Today, you can stand on the steps of the Lincoln Memorial, and looking out over the Reflecting Pool, imagine how Lewis, the child of sharecroppers might have felt, as he faced the crowd of a quarter-million people.


Just a few hundred yards away to the left, you’ll see the Smithsonian National Museum of African American Museum of History & Culture. After arriving in Congress in 1987, one of Lewis’ first acts was to introduce legislation to create the museum, now one of the most popular in Washington.

Crossing the Bridge

Two years after the Washington speech Lewis was in Selma, Alabama, helping launch a five-day trek to Montgomery to publicize the recent state police killing of a black protester.

The Selma-to-Montgomery march marked a pivotal moment in U.S. history, leading in just a few months to the passage of the federal Voting Rights Act, which was partially invalidated by a 2013 U.S. Supreme Court decision. To understand the protest, you must visit the small Alabama city, and travel the 54-mile National Historic Trail.

First tour the Old Depot Museum’s civil rights room to see scrawled hospital records recording the names of the injured brought in after the bridge attack. In the National Voting Rights Museum, you can see the official state police photos taken on Bloody Sunday. You’ll also want to stop at the National Park Service visitors centers in downtown Selma, and in Lowndes County, about halfway to Montgomery.

And, of course, you must walk across the Edmund Pettus Bridge. The span honors a Confederate general and Ku Klux Klan Grand Dragon, although there’s currently a petition, signed by more than 500,000, calling to change its name to the John Lewis Bridge.

When Lewis and the Rev. Hosea Williams of the Southern Christian Leadership Conference led 500 marchers across the bridge on Sunday, March 7, 1965, they were met by a crowd of police and a posse of men deputized by the county sheriff.

The brutality of the attack shocked the nation and made headlines around the world. Two weeks later, when the march was finally allowed to proceed, Lewis joined King and other clergies, leading the way across the span and to Montgomery.

Home Again

But perhaps to best understand Lewis, one must visit his hometown of Troy. It’s here, an hour’s drive southeast of Montgomery, that Lewis grew up, the third of ten children.
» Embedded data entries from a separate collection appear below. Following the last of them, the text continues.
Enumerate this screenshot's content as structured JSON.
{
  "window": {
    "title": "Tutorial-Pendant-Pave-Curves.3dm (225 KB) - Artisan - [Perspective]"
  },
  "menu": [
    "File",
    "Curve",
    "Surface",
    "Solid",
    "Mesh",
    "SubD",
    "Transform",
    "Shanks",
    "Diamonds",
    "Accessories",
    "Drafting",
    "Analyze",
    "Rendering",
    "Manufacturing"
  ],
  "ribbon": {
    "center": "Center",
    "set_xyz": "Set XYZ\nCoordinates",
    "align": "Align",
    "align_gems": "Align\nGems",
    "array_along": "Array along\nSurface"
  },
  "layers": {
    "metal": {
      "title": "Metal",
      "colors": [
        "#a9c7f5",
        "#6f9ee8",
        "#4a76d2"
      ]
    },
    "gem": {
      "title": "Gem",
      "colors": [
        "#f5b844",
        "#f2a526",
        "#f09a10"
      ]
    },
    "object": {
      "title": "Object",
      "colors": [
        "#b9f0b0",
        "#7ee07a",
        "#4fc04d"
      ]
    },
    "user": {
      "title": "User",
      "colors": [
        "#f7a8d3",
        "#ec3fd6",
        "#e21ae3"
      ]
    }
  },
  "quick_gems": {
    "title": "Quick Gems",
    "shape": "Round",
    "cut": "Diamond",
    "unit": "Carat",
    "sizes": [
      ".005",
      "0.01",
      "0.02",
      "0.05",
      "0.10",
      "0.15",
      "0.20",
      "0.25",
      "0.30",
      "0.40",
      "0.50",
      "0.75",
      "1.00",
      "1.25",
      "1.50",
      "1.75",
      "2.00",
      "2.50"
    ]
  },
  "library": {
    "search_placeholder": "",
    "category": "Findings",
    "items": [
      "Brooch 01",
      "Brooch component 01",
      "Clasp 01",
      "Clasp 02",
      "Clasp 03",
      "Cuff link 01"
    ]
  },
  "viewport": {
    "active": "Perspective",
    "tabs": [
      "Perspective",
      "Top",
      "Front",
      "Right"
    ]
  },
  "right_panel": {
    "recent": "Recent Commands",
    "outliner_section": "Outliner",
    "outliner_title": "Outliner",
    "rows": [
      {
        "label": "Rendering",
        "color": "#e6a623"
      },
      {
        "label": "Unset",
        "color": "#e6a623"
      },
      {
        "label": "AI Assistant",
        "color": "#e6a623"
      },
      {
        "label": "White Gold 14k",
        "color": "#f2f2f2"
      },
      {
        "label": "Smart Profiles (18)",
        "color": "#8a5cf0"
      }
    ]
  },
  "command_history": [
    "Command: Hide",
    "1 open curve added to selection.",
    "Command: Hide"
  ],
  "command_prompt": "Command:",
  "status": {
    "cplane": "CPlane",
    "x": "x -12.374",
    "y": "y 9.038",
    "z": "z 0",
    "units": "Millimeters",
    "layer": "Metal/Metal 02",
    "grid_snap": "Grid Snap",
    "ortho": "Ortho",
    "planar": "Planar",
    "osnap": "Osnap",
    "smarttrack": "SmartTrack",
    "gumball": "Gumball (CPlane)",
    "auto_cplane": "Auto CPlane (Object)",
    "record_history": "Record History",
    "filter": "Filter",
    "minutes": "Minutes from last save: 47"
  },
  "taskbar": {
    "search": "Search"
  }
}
He was drawn to the ministry and, as a child, famously preached to the chickens he tended.

While the family farm is private, visitors can see an historic marker dedicated in 2018 during the city’s John Lewis Day in front of the public library, where he was refused entry as a child.


The congressman, who had met every U.S. President since John F. Kennedy and served 17 terms in Congress, began to cry during the ceremony in the small Alabama city.

When the marker was unveiled, he silently read the text, before speaking.

“I’ve had monuments and markers and streets named after me all across this country,” he finally told the hometown crowd. “But I never dreamed I would be honored here in Troy, Alabama.”

Freelance writer and former Alabama resident Larry Bleiberg is the founder of